Publication Date: April 16th 2019
Publisher: Tor Books
Series: Amberlough Dossier #3
Blurb: The revolution has come and gone, with Amberlough City striving to rebuild itself from the ashes. The Ospies have been ousted, and the very face of the nation has been changed in the process.
Now, a rising politician is determined to bring Amberlough’s traitors to justice.
Including double agent Cyril DePaul.
Everyone believes Cyril deserves to suffer for his crimes… except an old lover and an estranged sister. Soon, they become entangled in another web of high-stakes politics, underground crime, and personal deceit. Only the most extreme actions can save them from the iron reach of the law, before it is too late.
Have you ever read a book and wondered what happened after the revolution? How the characters coped with the aftermath once the dust had settled? What was the cost? Amnesty is that book, with the revolution having come and gone in the five years between Armistice and Amnesty. Donnelly answers these questions with her signature elegant and emotive prose and magnificent characters.
“You know…I don’t mind disappointing people. Perhaps that’s a flaw in my character, but I think it has rather more to do with other people’s failure to manage their own expectations. And everyone seems to have such varied expectations of me, how could I hope to fulfil them all?”

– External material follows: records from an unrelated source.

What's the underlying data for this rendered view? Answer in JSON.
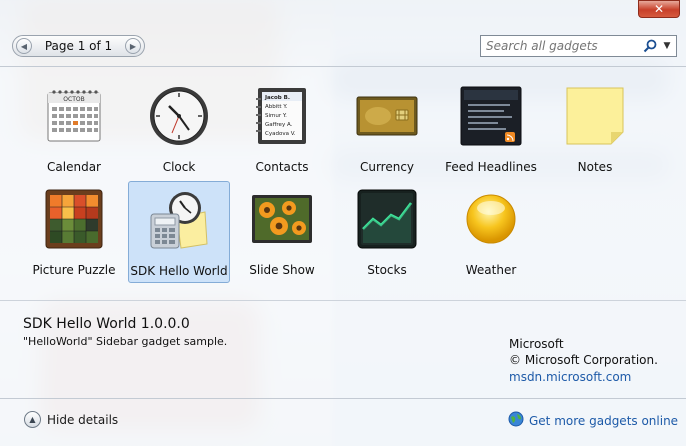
{
  "window": {
    "close_glyph": "✕"
  },
  "toolbar": {
    "pager_text": "Page 1 of 1",
    "search_placeholder": "Search all gadgets"
  },
  "gadgets": [
    {
      "label": "Calendar",
      "icon": "calendar-icon",
      "icon_text": "OCTOB"
    },
    {
      "label": "Clock",
      "icon": "clock-icon"
    },
    {
      "label": "Contacts",
      "icon": "contacts-icon",
      "entries": [
        "Jacob B.",
        "Abbitt Y.",
        "Simur Y.",
        "Gaffrey A.",
        "Cyadova V."
      ]
    },
    {
      "label": "Currency",
      "icon": "currency-icon"
    },
    {
      "label": "Feed Headlines",
      "icon": "feed-headlines-icon"
    },
    {
      "label": "Notes",
      "icon": "notes-icon"
    },
    {
      "label": "Picture Puzzle",
      "icon": "picture-puzzle-icon"
    },
    {
      "label": "SDK Hello World",
      "icon": "sdk-hello-world-icon",
      "selected": true
    },
    {
      "label": "Slide Show",
      "icon": "slide-show-icon"
    },
    {
      "label": "Stocks",
      "icon": "stocks-icon"
    },
    {
      "label": "Weather",
      "icon": "weather-icon"
    }
  ],
  "details": {
    "title": "SDK Hello World 1.0.0.0",
    "description": "\"HelloWorld\" Sidebar gadget sample.",
    "publisher": "Microsoft",
    "copyright": "© Microsoft Corporation.",
    "website": "msdn.microsoft.com"
  },
  "footer": {
    "hide_details_label": "Hide details",
    "get_more_label": "Get more gadgets online"
  }
}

Admittedly as much as I am one to wonder what happens after a revolution, I was a little worried that perhaps Amnesty wouldn’t be as gripping, after all the action is done and dusted. However, the Amberlough Dossier has first and foremost always been a character driven story and Donnelly truly excels at this. Amnesty is as gripping and heart-wrenching as the first two books.

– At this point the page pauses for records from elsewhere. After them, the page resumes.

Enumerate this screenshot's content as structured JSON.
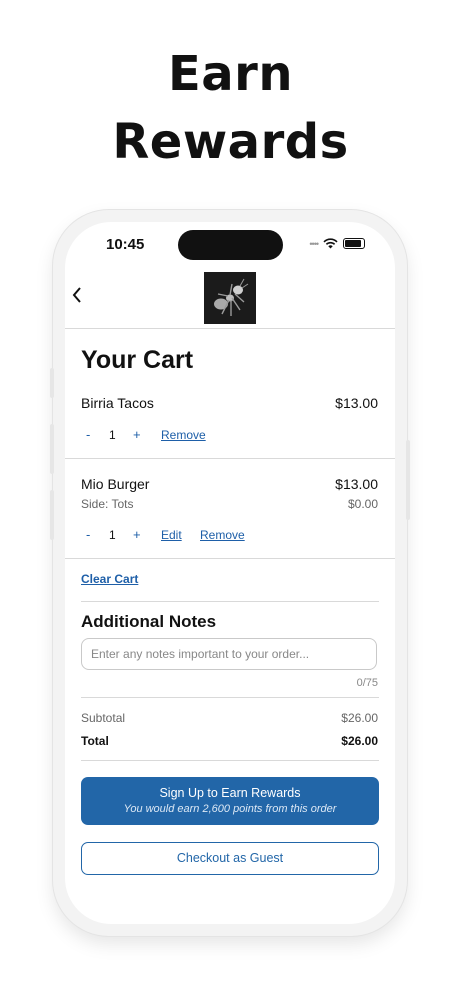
{
  "headline": {
    "line1": "Earn",
    "line2": "Rewards"
  },
  "status_bar": {
    "time": "10:45"
  },
  "cart": {
    "title": "Your Cart",
    "items": [
      {
        "name": "Birria Tacos",
        "price": "$13.00",
        "quantity": "1",
        "minus": "-",
        "plus": "+",
        "remove_label": "Remove"
      },
      {
        "name": "Mio Burger",
        "price": "$13.00",
        "side": "Side: Tots",
        "side_price": "$0.00",
        "quantity": "1",
        "minus": "-",
        "plus": "+",
        "edit_label": "Edit",
        "remove_label": "Remove"
      }
    ],
    "clear_label": "Clear Cart"
  },
  "notes": {
    "title": "Additional Notes",
    "placeholder": "Enter any notes important to your order...",
    "value": "",
    "counter": "0/75"
  },
  "summary": {
    "subtotal_label": "Subtotal",
    "subtotal_value": "$26.00",
    "total_label": "Total",
    "total_value": "$26.00"
  },
  "actions": {
    "rewards_button_title": "Sign Up to Earn Rewards",
    "rewards_button_subtitle": "You would earn 2,600 points from this order",
    "guest_button": "Checkout as Guest"
  },
  "icons": {
    "back": "chevron-left-icon",
    "wifi": "wifi-icon",
    "battery": "battery-icon",
    "logo": "ant-logo"
  },
  "colors": {
    "accent": "#2266a8",
    "text": "#111111",
    "muted": "#666666"
  }
}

Amnesty is about consequences and the impacts of choices made, even when it was the only choice you had. Every main character has been motivated by different things, some for love, some for survival and some to hit back. In the Amberlough Dossier though there are few truly good people, instead there are people that are sometimes morally grey, sometimes self-serving and oftentimes making the best of a terrible situation. And in Amnesty, justice is being demanded.

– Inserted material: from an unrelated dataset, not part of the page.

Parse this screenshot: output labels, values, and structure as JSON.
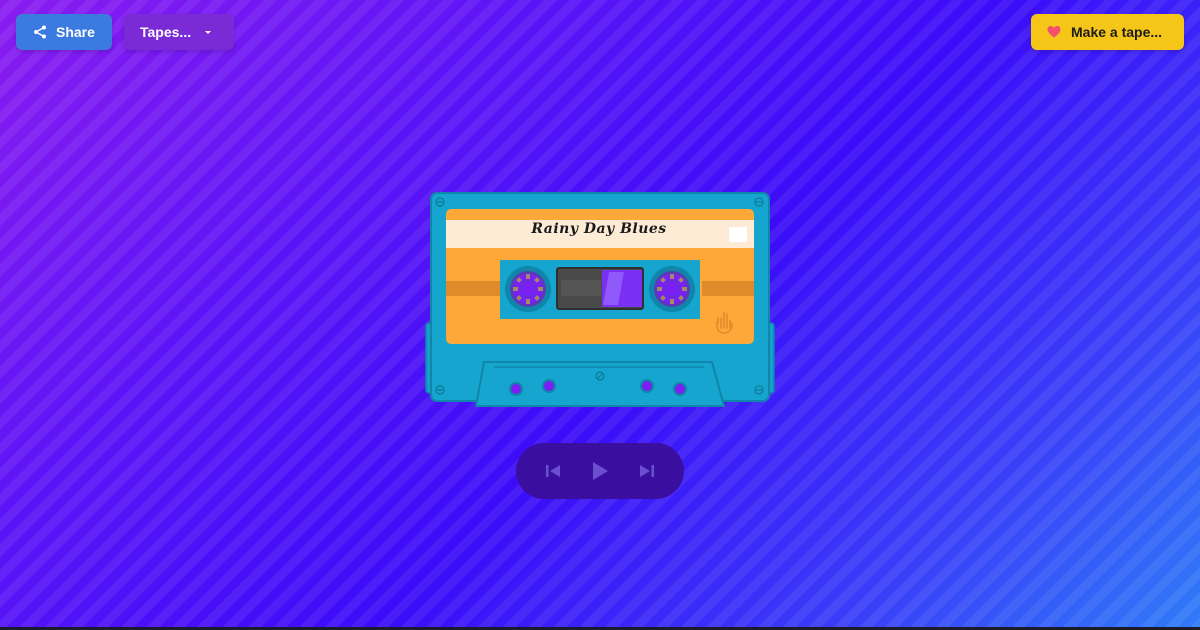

If I am being honest with myself, there was a part of me that knew *that* death was coming given the ending of Armistice – but I didn’t want to be honest and I can’t believe Donnelly made us face the facts. I do think that it was a fitting end for the character given who they are but I still missed their voice in Amnesty.
Seeing Aristide and Cyril meet again after almost 8 years was heartbreaking. Neither one had been unaffected by the intervening years, the war and the Ospies. Cyril in particular is suffering from PTSD from his time in enemy hands and he’s scarred inside and out.
There was a part of me sitting there wishing they’d just get back together and get an easy happily ever after, sans complications. As well as thinking: ‘would you two just learn to communicate for Christ’s sake’. But they can’t be anyone but themselves and I am very glad that wasn’t the case. It couldn’t be easy after all they’ve been through and Cyril had a lot of guilt to work through and Donnelly handled his trauma with care. The last scene with those two killed me. I really really hope this isn’t the last we’ll see of them, I’ll take anything – a short story etc.
On that note I’d love to see more of Cyril and Stephen. I’m not sure how it would work given the ending but one can dream. I really enjoyed their dynamic and how Cyril took Stephen under his wing in a way. Not that Lillian and Jinadh were particularly happy about it.
“Small lies. Do you promise?”
Amnesty was a fantastic conclusion to the glamorous and devastating Amberlough Dossier. This is one of my favourite series, these characters stay with you long after you put the books down. For vintage spy glam, chaotic disaster gays and high stakes, pick up the Amberlough Dossier and be prepared to be swept away.